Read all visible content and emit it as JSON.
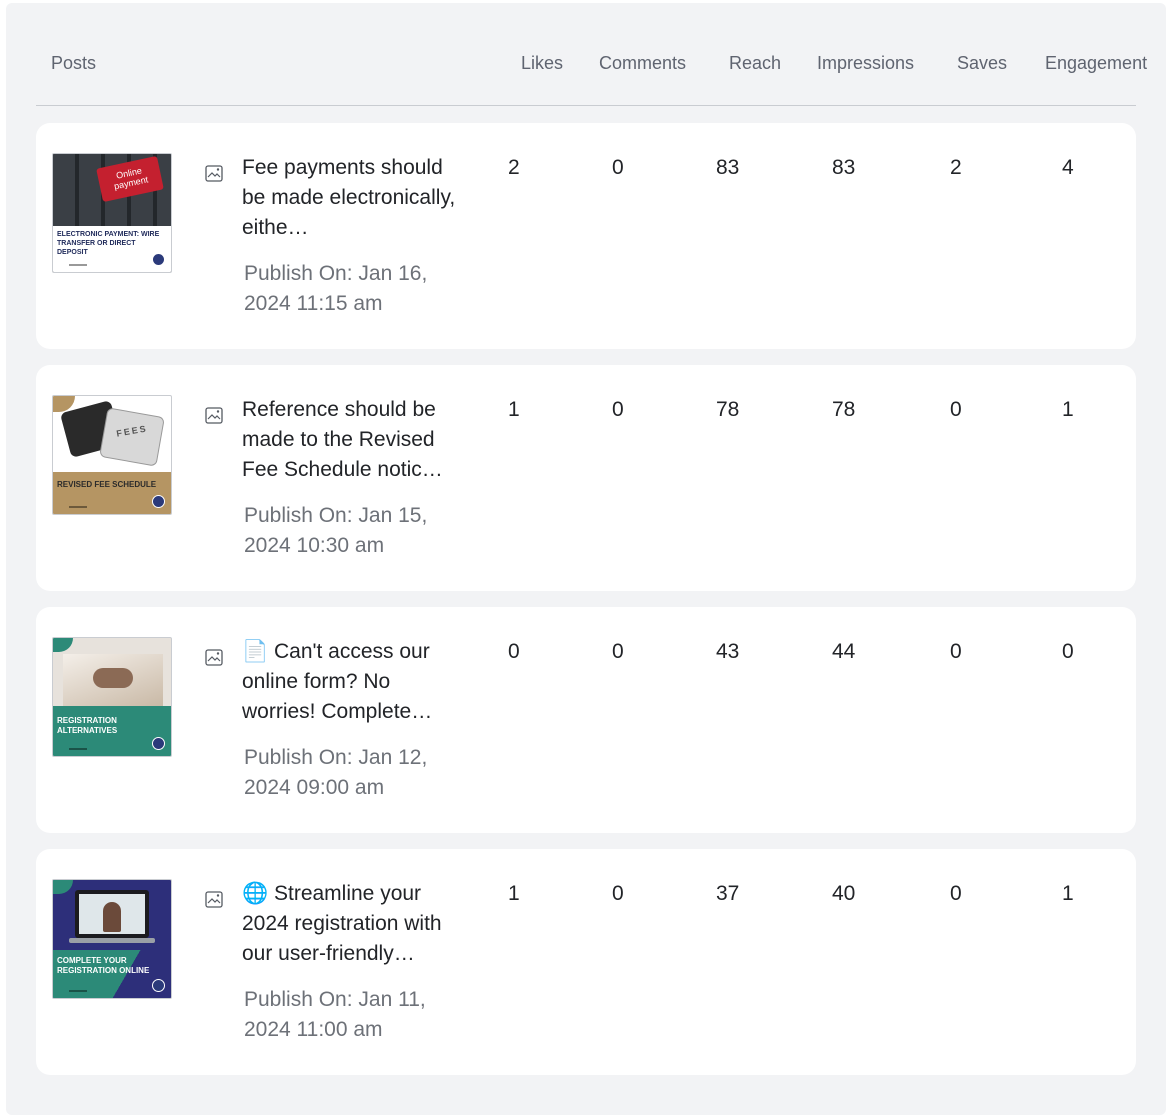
{
  "columns": {
    "posts": "Posts",
    "likes": "Likes",
    "comments": "Comments",
    "reach": "Reach",
    "impressions": "Impressions",
    "saves": "Saves",
    "engagement": "Engagement"
  },
  "rows": [
    {
      "thumb_caption": "ELECTRONIC PAYMENT: WIRE TRANSFER OR DIRECT DEPOSIT",
      "thumb_key_text": "Online payment",
      "title": "Fee payments should be made electronically, eithe…",
      "date": "Publish On:  Jan 16, 2024 11:15 am",
      "likes": "2",
      "comments": "0",
      "reach": "83",
      "impressions": "83",
      "saves": "2",
      "engagement": "4"
    },
    {
      "thumb_caption": "REVISED FEE SCHEDULE",
      "thumb_key_text": "FEES",
      "title": "Reference should be made to the Revised Fee Schedule notic…",
      "date": "Publish On:  Jan 15, 2024 10:30 am",
      "likes": "1",
      "comments": "0",
      "reach": "78",
      "impressions": "78",
      "saves": "0",
      "engagement": "1"
    },
    {
      "thumb_caption": "REGISTRATION ALTERNATIVES",
      "thumb_key_text": "",
      "title": "📄 Can't access our online form? No worries! Complete…",
      "date": "Publish On:  Jan 12, 2024 09:00 am",
      "likes": "0",
      "comments": "0",
      "reach": "43",
      "impressions": "44",
      "saves": "0",
      "engagement": "0"
    },
    {
      "thumb_caption": "COMPLETE YOUR REGISTRATION ONLINE",
      "thumb_key_text": "",
      "title": "🌐 Streamline your 2024 registration with our user-friendly…",
      "date": "Publish On:  Jan 11, 2024 11:00 am",
      "likes": "1",
      "comments": "0",
      "reach": "37",
      "impressions": "40",
      "saves": "0",
      "engagement": "1"
    }
  ],
  "icons": {
    "post_type": "image-icon",
    "seal": "seal-icon"
  },
  "colors": {
    "panel_bg": "#f2f3f5",
    "card_bg": "#ffffff",
    "text": "#222428",
    "muted": "#6d7178",
    "thumb1_bg": "#2f3338",
    "thumb1_accent": "#c4202f",
    "thumb2_bg": "#b59563",
    "thumb3_bg": "#2c8a78",
    "thumb4_bg": "#2d2f7a"
  }
}
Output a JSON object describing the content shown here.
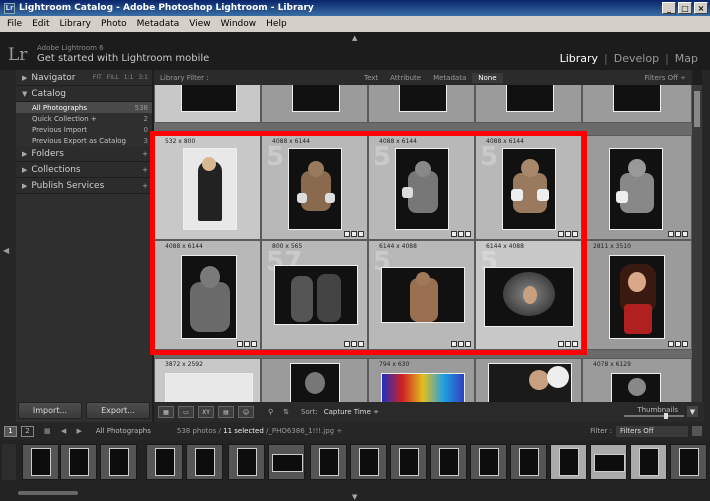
{
  "window": {
    "title": "Lightroom Catalog - Adobe Photoshop Lightroom - Library",
    "app_icon": "Lr",
    "min": "_",
    "max": "□",
    "close": "×"
  },
  "menu": [
    "File",
    "Edit",
    "Library",
    "Photo",
    "Metadata",
    "View",
    "Window",
    "Help"
  ],
  "identity": {
    "logo": "Lr",
    "brand": "Adobe Lightroom 6",
    "mobile": "Get started with Lightroom mobile"
  },
  "modules": {
    "library": "Library",
    "develop": "Develop",
    "map": "Map",
    "sep": "|"
  },
  "left_panel": {
    "navigator": {
      "label": "Navigator",
      "fit": "FIT",
      "fill": "FILL",
      "one": "1:1",
      "three": "3:1"
    },
    "catalog": {
      "label": "Catalog",
      "items": [
        {
          "label": "All Photographs",
          "count": "538"
        },
        {
          "label": "Quick Collection +",
          "count": "2"
        },
        {
          "label": "Previous Import",
          "count": "0"
        },
        {
          "label": "Previous Export as Catalog",
          "count": "3"
        }
      ]
    },
    "folders": "Folders",
    "collections": "Collections",
    "publish": "Publish Services",
    "plus": "+",
    "import": "Import...",
    "export": "Export..."
  },
  "filter_bar": {
    "label": "Library Filter :",
    "text": "Text",
    "attribute": "Attribute",
    "metadata": "Metadata",
    "none": "None",
    "filters_off": "Filters Off ÷"
  },
  "grid": {
    "row2": [
      {
        "dim": "532 x 800",
        "num": ""
      },
      {
        "dim": "4088 x 6144",
        "num": "5"
      },
      {
        "dim": "4088 x 6144",
        "num": "5"
      },
      {
        "dim": "4088 x 6144",
        "num": "5"
      },
      {
        "dim": "",
        "num": ""
      }
    ],
    "row3": [
      {
        "dim": "4088 x 6144",
        "num": ""
      },
      {
        "dim": "800 x 565",
        "num": "57"
      },
      {
        "dim": "6144 x 4088",
        "num": "5"
      },
      {
        "dim": "6144 x 4088",
        "num": "5"
      },
      {
        "dim": "2811 x 3510",
        "num": ""
      }
    ],
    "row4": [
      {
        "dim": "3872 x 2592",
        "num": ""
      },
      {
        "dim": "",
        "num": ""
      },
      {
        "dim": "794 x 630",
        "num": ""
      },
      {
        "dim": "",
        "num": ""
      },
      {
        "dim": "4078 x 6129",
        "num": ""
      }
    ]
  },
  "toolbar": {
    "sort_label": "Sort:",
    "sort_value": "Capture Time ÷",
    "thumbnails": "Thumbnails"
  },
  "filmstrip_bar": {
    "page1": "1",
    "page2": "2",
    "source": "All Photographs",
    "count_pre": "538 photos /",
    "count_sel": "11 selected",
    "filename": "/_PHO6386_1!!!.jpg ÷",
    "filter_label": "Filter :",
    "filter_value": "Filters Off"
  },
  "colors": {
    "selection_box": "#ff0000",
    "accent": "#ffffff"
  }
}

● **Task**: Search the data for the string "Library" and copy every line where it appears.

● **Expected answer**:
    "title": "Lightroom Catalog - Adobe Photoshop Lightroom - Library",
    "Library",
    "library": "Library",
    "label": "Library Filter :",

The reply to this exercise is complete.